==== DATA TO EXAMINE ====

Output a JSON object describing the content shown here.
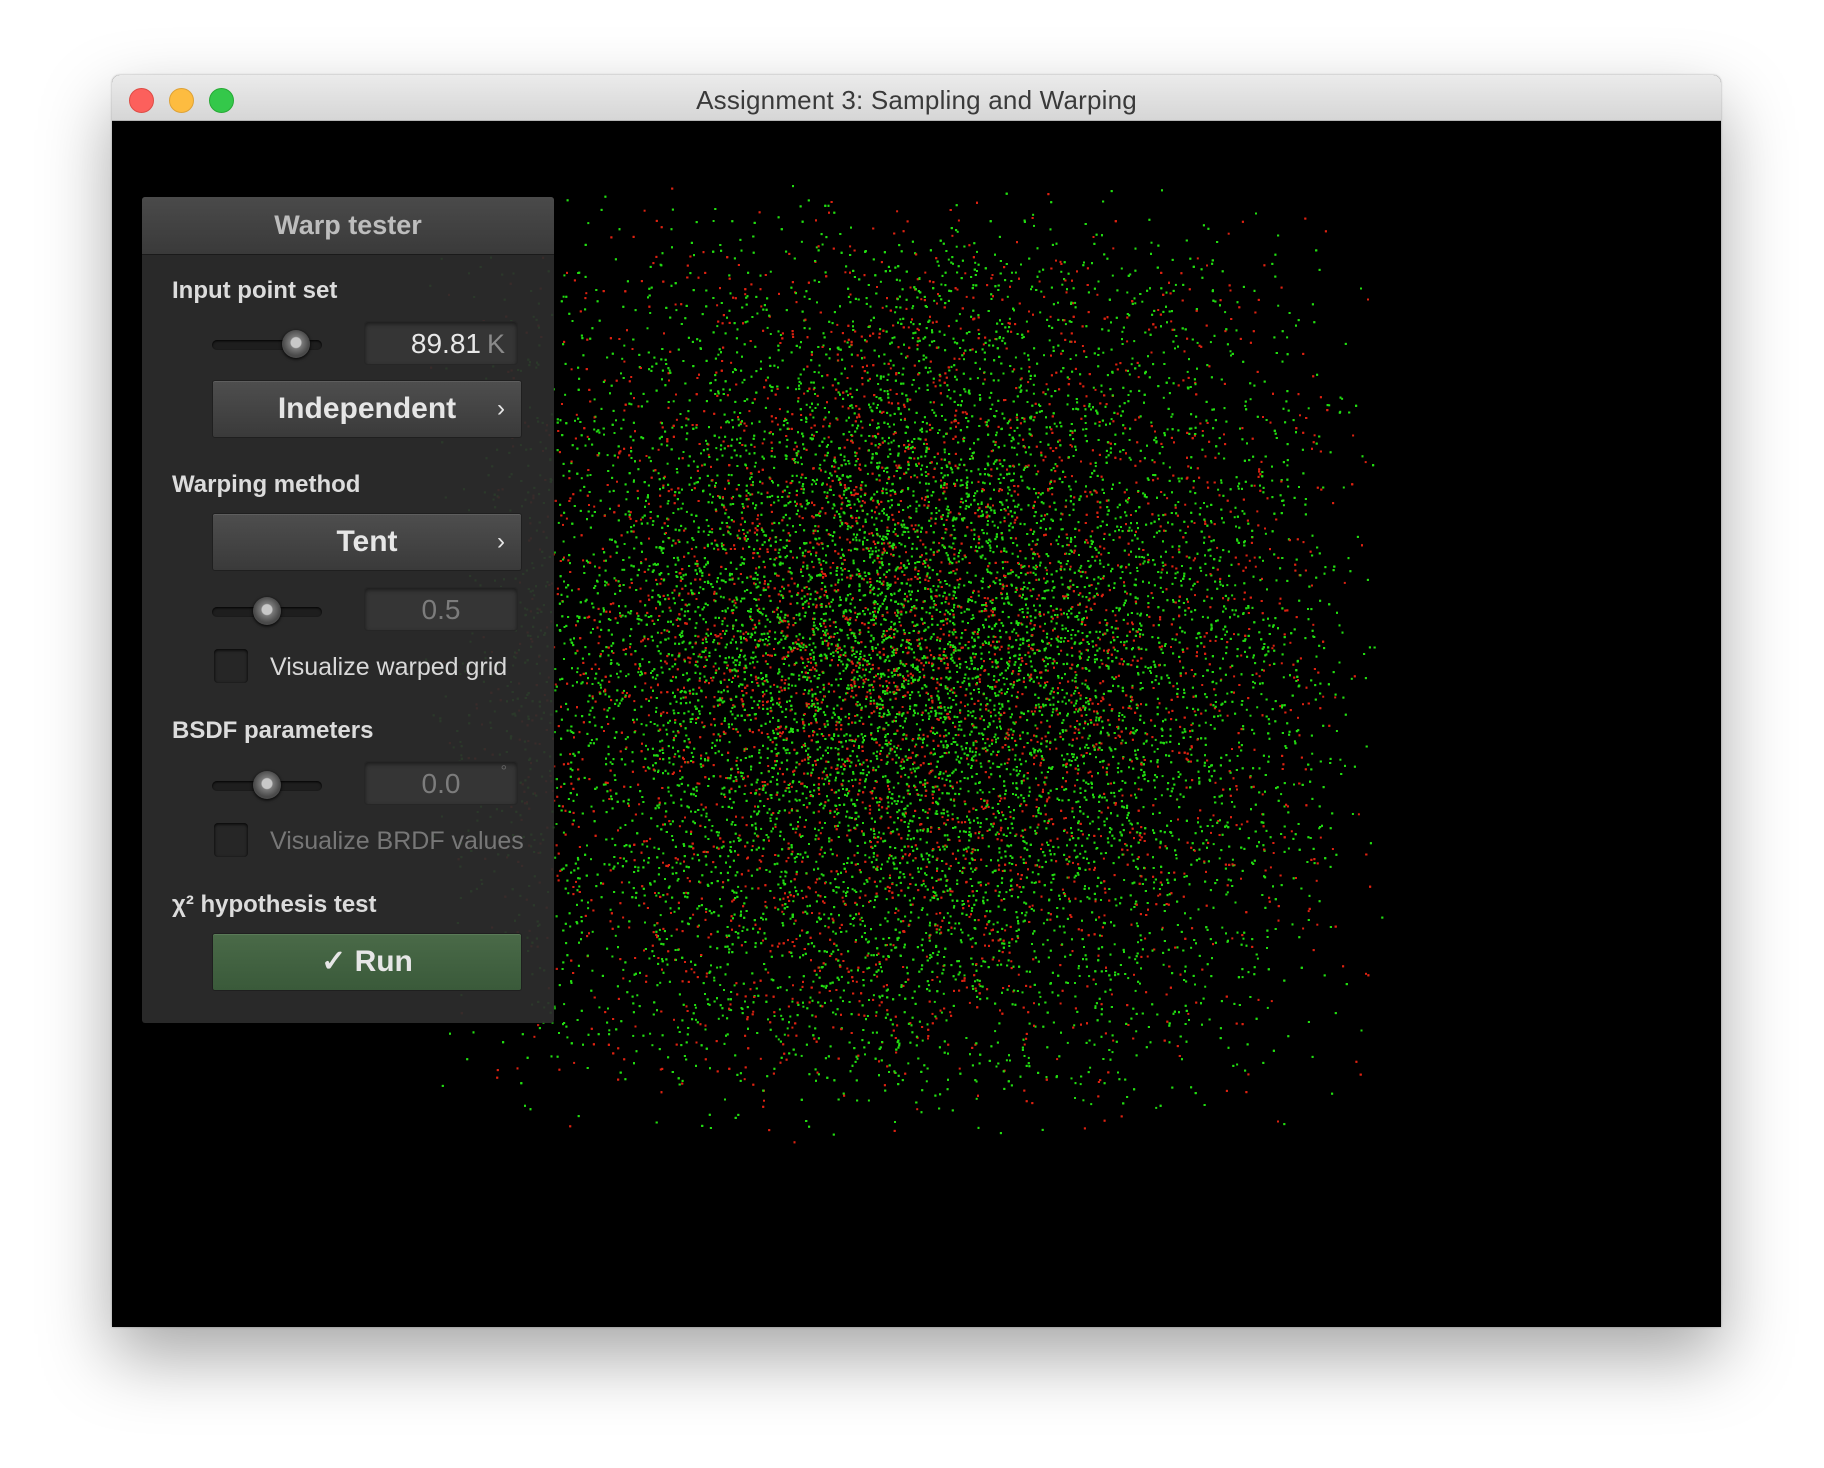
{
  "window": {
    "title": "Assignment 3: Sampling and Warping"
  },
  "panel": {
    "title": "Warp tester",
    "input_point_set": {
      "label": "Input point set",
      "count_value": "89.81",
      "count_unit": "K",
      "sampler_button": "Independent",
      "chevron": "›"
    },
    "warping_method": {
      "label": "Warping method",
      "method_button": "Tent",
      "chevron": "›",
      "parameter_value": "0.5",
      "visualize_grid_label": "Visualize warped grid",
      "visualize_grid_checked": false
    },
    "bsdf_parameters": {
      "label": "BSDF parameters",
      "angle_value": "0.0",
      "angle_unit": "°",
      "visualize_brdf_label": "Visualize BRDF values",
      "visualize_brdf_checked": false
    },
    "hypothesis_test": {
      "label": "χ² hypothesis test",
      "run_button": "✓ Run"
    }
  },
  "scatter": {
    "colors": {
      "primary": "#22dd11",
      "secondary": "#dd2211",
      "background": "#000000"
    }
  }
}
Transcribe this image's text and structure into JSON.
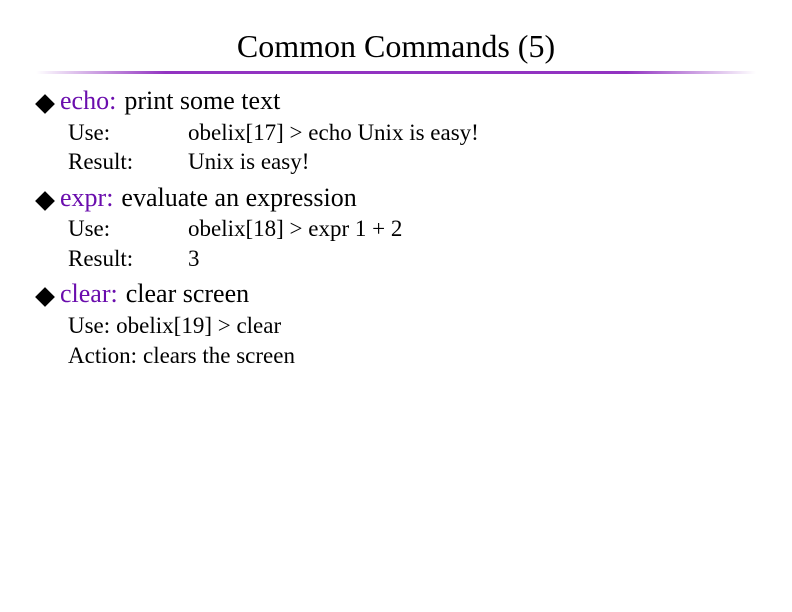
{
  "title": "Common Commands (5)",
  "items": [
    {
      "cmd": "echo:",
      "desc": "print some text",
      "rows": [
        {
          "label": "Use:",
          "value": "obelix[17] > echo Unix is easy!"
        },
        {
          "label": "Result:",
          "value": "Unix is easy!"
        }
      ]
    },
    {
      "cmd": "expr:",
      "desc": "evaluate an expression",
      "rows": [
        {
          "label": "Use:",
          "value": "obelix[18] > expr 1 + 2"
        },
        {
          "label": "Result:",
          "value": "3"
        }
      ]
    },
    {
      "cmd": "clear:",
      "desc": "clear screen",
      "lines": [
        {
          "label": "Use:",
          "value": "obelix[19] > clear"
        },
        {
          "label": "Action:",
          "value": "clears the screen"
        }
      ]
    }
  ]
}
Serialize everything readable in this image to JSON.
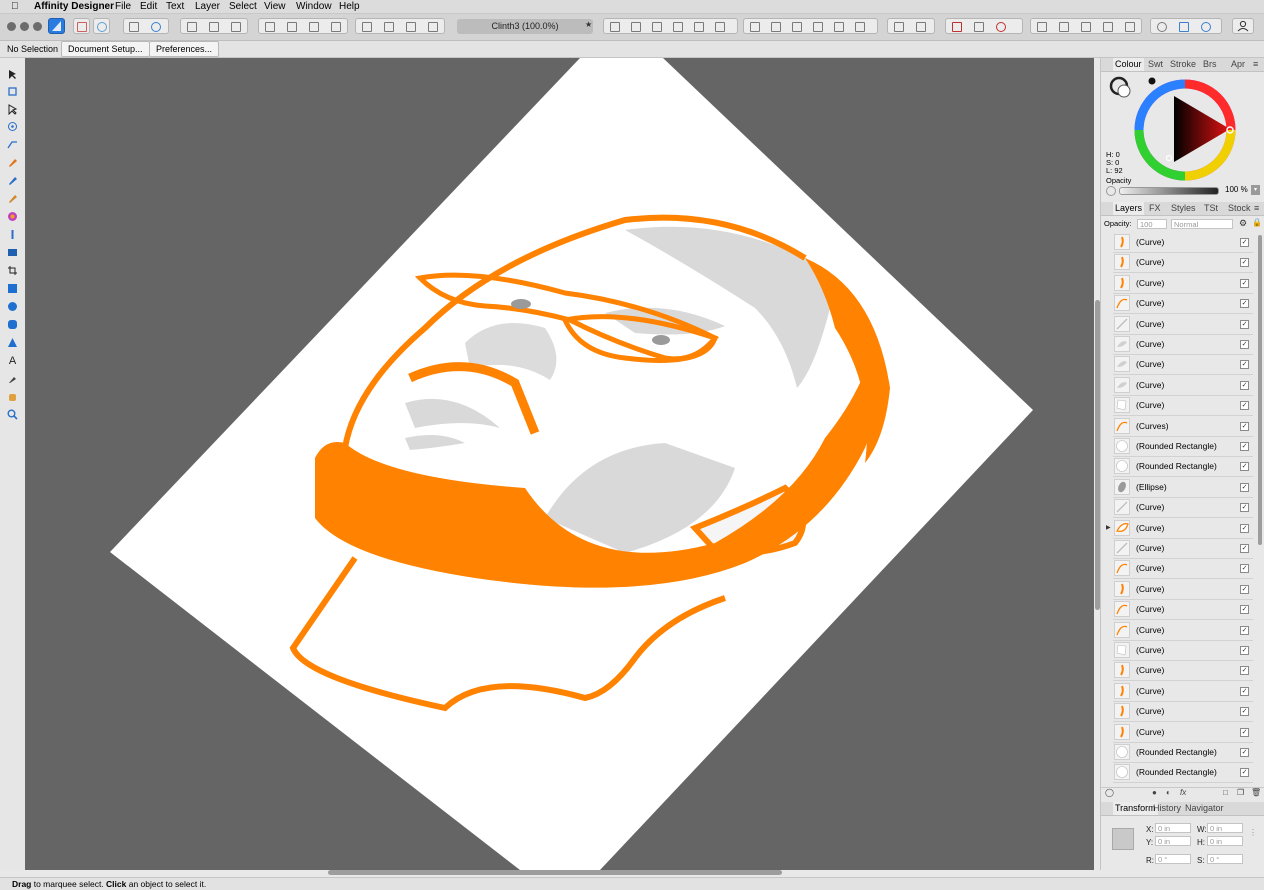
{
  "menubar": {
    "app_name": "Affinity Designer",
    "items": [
      "File",
      "Edit",
      "Text",
      "Layer",
      "Select",
      "View",
      "Window",
      "Help"
    ]
  },
  "toolbar": {
    "document_title": "Clinth3 (100.0%)"
  },
  "context_bar": {
    "selection": "No Selection",
    "document_setup": "Document Setup...",
    "preferences": "Preferences..."
  },
  "colour_panel": {
    "tabs": [
      "Colour",
      "Swt",
      "Stroke",
      "Brs",
      "Apr"
    ],
    "h": "H: 0",
    "s": "S: 0",
    "l": "L: 92",
    "opacity_label": "Opacity",
    "opacity_value": "100 %"
  },
  "layers_panel": {
    "tabs": [
      "Layers",
      "FX",
      "Styles",
      "TSt",
      "Stock"
    ],
    "opacity_label": "Opacity:",
    "opacity_value": "100",
    "blend_mode": "Normal",
    "rows": [
      {
        "name": "(Curve)",
        "thumb": "orange-stroke"
      },
      {
        "name": "(Curve)",
        "thumb": "orange-stroke"
      },
      {
        "name": "(Curve)",
        "thumb": "orange-stroke"
      },
      {
        "name": "(Curve)",
        "thumb": "orange-curve"
      },
      {
        "name": "(Curve)",
        "thumb": "grey-line"
      },
      {
        "name": "(Curve)",
        "thumb": "grey-shape"
      },
      {
        "name": "(Curve)",
        "thumb": "grey-shape"
      },
      {
        "name": "(Curve)",
        "thumb": "grey-shape"
      },
      {
        "name": "(Curve)",
        "thumb": "white-shape"
      },
      {
        "name": "(Curves)",
        "thumb": "orange-curve"
      },
      {
        "name": "(Rounded Rectangle)",
        "thumb": "white-circle"
      },
      {
        "name": "(Rounded Rectangle)",
        "thumb": "white-circle"
      },
      {
        "name": "(Ellipse)",
        "thumb": "grey-ellipse"
      },
      {
        "name": "(Curve)",
        "thumb": "grey-line"
      },
      {
        "name": "(Curve)",
        "thumb": "orange-face",
        "expandable": true
      },
      {
        "name": "(Curve)",
        "thumb": "grey-line"
      },
      {
        "name": "(Curve)",
        "thumb": "orange-curve"
      },
      {
        "name": "(Curve)",
        "thumb": "orange-stroke"
      },
      {
        "name": "(Curve)",
        "thumb": "orange-curve"
      },
      {
        "name": "(Curve)",
        "thumb": "orange-curve"
      },
      {
        "name": "(Curve)",
        "thumb": "white-shape"
      },
      {
        "name": "(Curve)",
        "thumb": "orange-stroke"
      },
      {
        "name": "(Curve)",
        "thumb": "orange-stroke"
      },
      {
        "name": "(Curve)",
        "thumb": "orange-stroke"
      },
      {
        "name": "(Curve)",
        "thumb": "orange-stroke"
      },
      {
        "name": "(Rounded Rectangle)",
        "thumb": "white-circle"
      },
      {
        "name": "(Rounded Rectangle)",
        "thumb": "white-circle"
      }
    ]
  },
  "transform_panel": {
    "tabs": [
      "Transform",
      "History",
      "Navigator"
    ],
    "x_label": "X:",
    "x_value": "0 in",
    "y_label": "Y:",
    "y_value": "0 in",
    "w_label": "W:",
    "w_value": "0 in",
    "h_label": "H:",
    "h_value": "0 in",
    "r_label": "R:",
    "r_value": "0 °",
    "s_label": "S:",
    "s_value": "0 °"
  },
  "status": {
    "drag": "Drag",
    "text1": " to marquee select. ",
    "click": "Click",
    "text2": " an object to select it."
  },
  "colors": {
    "accent_orange": "#ff8200",
    "canvas_grey": "#656565",
    "shade_grey": "#d9d9d9"
  }
}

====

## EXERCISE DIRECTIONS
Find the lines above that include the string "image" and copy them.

## FINAL ANSWER
Transcribe this image's text and structure into JSON.
Serialize everything readable in this image to JSON.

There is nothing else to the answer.